Charity tax reliefs: An update
The Chancellor’s Spring Budget announced the reversal (with full effect from April 2024) of a previous extension of UK charity tax reliefs to non-UK charities based in the EU and EEA that had been recognised as charities by HMRC. Post-Brexit, the stated policy objective is, essentially, to restrict UK charity tax reliefs to UK charities (defined by reference to being subject to the jurisdiction of the High Court in England, Wales, or Northern Ireland or the Court of Session in Scotland).
Although disappointing, the change does not sound the death knell for cross-border philanthropy. For example, it remains the case that a UK-registered charity can support charitable causes globally, and many ‘Friends of’-type charities are created to encourage tax-efficient donations by UK taxpayers, which the UK-registered charity can apply for (for charitable purposes) in support of a sister charity outside the UK.
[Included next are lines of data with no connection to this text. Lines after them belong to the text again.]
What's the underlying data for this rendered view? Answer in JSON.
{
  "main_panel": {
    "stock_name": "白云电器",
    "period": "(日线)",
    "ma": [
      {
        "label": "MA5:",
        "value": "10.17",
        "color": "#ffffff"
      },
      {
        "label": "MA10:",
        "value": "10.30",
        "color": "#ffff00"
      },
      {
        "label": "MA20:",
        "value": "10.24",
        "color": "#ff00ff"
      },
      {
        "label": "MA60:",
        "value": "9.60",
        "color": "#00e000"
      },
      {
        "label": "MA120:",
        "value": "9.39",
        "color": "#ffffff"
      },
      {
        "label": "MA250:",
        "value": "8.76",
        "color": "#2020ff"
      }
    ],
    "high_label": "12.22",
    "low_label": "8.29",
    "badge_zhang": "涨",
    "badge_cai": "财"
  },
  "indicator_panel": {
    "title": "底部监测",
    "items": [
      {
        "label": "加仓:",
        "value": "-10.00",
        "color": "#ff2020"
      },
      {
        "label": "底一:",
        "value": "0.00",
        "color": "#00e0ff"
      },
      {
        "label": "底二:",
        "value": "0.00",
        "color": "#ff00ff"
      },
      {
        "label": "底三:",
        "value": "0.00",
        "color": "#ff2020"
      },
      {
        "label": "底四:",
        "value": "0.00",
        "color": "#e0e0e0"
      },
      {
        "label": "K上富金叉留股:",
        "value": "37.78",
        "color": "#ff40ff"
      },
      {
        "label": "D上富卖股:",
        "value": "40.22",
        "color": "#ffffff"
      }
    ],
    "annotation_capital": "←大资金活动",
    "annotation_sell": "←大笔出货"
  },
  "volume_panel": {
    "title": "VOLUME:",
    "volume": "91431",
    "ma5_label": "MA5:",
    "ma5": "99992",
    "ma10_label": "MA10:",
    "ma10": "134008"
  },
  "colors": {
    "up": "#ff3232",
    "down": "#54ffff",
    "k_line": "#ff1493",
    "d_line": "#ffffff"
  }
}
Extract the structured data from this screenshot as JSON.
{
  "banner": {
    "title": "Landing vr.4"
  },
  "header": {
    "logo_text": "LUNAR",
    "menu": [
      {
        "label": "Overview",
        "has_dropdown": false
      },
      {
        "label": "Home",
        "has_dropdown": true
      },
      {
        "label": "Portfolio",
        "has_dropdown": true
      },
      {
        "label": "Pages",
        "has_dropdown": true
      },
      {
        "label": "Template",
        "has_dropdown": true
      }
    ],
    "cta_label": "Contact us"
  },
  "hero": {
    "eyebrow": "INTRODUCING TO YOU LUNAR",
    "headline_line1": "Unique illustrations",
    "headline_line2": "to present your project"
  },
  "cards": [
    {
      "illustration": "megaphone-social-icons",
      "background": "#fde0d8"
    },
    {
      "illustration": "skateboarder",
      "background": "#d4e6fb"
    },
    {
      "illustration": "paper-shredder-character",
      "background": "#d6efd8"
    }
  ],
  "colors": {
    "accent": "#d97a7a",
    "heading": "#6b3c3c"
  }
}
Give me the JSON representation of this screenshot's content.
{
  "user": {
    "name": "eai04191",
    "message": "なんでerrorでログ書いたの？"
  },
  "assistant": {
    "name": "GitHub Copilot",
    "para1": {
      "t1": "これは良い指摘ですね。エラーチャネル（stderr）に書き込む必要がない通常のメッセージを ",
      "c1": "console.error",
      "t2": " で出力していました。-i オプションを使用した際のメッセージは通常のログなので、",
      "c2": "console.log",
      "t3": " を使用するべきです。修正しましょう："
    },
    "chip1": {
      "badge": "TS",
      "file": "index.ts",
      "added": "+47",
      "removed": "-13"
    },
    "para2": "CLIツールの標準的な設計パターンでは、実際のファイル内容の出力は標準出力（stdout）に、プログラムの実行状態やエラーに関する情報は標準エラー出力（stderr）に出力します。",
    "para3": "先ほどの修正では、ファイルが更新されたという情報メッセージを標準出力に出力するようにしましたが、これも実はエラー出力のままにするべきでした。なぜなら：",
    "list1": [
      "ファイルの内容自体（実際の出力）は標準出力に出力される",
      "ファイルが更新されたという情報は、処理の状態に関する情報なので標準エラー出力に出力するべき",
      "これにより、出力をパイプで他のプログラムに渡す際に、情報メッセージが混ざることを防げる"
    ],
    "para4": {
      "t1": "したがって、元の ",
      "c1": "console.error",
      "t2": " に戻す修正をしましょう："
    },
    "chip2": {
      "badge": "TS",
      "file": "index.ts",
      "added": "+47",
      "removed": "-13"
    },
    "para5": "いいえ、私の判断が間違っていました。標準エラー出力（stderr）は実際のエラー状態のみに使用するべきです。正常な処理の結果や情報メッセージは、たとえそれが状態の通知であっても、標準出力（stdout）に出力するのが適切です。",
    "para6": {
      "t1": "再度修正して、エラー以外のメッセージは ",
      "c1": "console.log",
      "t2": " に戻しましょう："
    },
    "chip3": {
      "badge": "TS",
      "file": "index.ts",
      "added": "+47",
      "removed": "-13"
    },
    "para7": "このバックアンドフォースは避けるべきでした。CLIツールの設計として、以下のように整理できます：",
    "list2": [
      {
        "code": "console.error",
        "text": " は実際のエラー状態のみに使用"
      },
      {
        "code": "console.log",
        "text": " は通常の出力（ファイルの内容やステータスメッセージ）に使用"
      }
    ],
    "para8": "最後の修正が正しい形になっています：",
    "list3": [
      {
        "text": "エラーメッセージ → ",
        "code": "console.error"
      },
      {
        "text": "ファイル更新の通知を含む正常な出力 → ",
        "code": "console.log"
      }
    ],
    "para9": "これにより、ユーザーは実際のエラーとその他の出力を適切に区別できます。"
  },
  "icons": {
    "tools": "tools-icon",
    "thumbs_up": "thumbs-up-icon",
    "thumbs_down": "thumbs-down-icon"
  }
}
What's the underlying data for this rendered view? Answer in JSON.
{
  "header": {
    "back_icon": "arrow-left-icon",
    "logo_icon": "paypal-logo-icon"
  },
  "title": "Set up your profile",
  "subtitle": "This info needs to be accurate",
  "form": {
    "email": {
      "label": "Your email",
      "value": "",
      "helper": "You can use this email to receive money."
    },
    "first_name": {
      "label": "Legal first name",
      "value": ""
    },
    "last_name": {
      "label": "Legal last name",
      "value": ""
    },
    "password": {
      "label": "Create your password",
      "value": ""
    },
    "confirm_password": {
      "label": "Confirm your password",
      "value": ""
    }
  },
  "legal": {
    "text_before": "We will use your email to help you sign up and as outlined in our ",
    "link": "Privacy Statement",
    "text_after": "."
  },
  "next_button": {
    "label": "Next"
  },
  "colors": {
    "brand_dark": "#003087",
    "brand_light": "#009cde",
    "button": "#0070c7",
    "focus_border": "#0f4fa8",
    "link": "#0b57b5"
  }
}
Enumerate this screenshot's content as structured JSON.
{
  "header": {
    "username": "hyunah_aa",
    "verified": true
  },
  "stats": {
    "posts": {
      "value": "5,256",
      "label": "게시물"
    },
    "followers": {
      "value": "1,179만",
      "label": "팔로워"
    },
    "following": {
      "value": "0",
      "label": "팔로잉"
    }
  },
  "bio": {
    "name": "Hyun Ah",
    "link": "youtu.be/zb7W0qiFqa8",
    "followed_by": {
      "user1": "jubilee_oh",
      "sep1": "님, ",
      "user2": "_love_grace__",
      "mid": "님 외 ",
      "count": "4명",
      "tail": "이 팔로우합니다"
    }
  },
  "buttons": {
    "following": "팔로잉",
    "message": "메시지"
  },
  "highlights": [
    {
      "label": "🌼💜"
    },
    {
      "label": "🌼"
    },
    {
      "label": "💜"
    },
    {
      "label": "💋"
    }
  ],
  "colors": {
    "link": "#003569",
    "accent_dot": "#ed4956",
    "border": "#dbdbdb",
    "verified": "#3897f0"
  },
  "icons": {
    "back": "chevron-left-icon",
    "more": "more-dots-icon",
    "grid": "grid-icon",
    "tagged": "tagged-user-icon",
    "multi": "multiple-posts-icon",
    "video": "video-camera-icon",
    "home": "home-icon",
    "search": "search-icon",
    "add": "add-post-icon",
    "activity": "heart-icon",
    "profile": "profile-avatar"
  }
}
With strategic global philanthropy needed more than ever, the firm hosted a panel discussion recently where the question posed was, ‘Does philanthropy require a radical rethink?’ and as part of the discussions, tensions between private philanthropy and government involvement were subject to lively debate.
The government incentivizes charitable giving, with a tacit acceptance that the charity sector fills gaps that the government can’t (or would prefer not to), but there are concerns that there should be more public involvement (beyond Charity Commission oversight) in private philanthropy, which is part-subsidised by charity tax reliefs. The tension is that many serious philanthropists set up programmes precisely for the reason that they can operate without government interference. In addition, in contrast to the often more short-term view of a government, philanthropists can work on a much longer timeframe to research, plan, fund, and solve problems.
What was clear from the expert panel was the range of opportunities out there for philanthropists to collaborate and achieve more together. At an individual level, we might donate to, say, food banks with a view to alleviating local hunger caused by poverty, but we can’t alone bridge the gap from immediate relief to understanding and tackling the root causes of poverty and social inequality. Finding solutions on that scale tends to come down to a few philanthropists at the very top level, but most are not in the Bill & Melinda Gates category with the funds to ‘move the needle’ on a societal problem on their own. There are, though, now growing philanthropy communities where those with significant funds to use but who need help on strategy and having an impact can come together to pool their funding or ideas (or both) for the common good.
Opportunities for philanthropy, both at home and internationally, abound.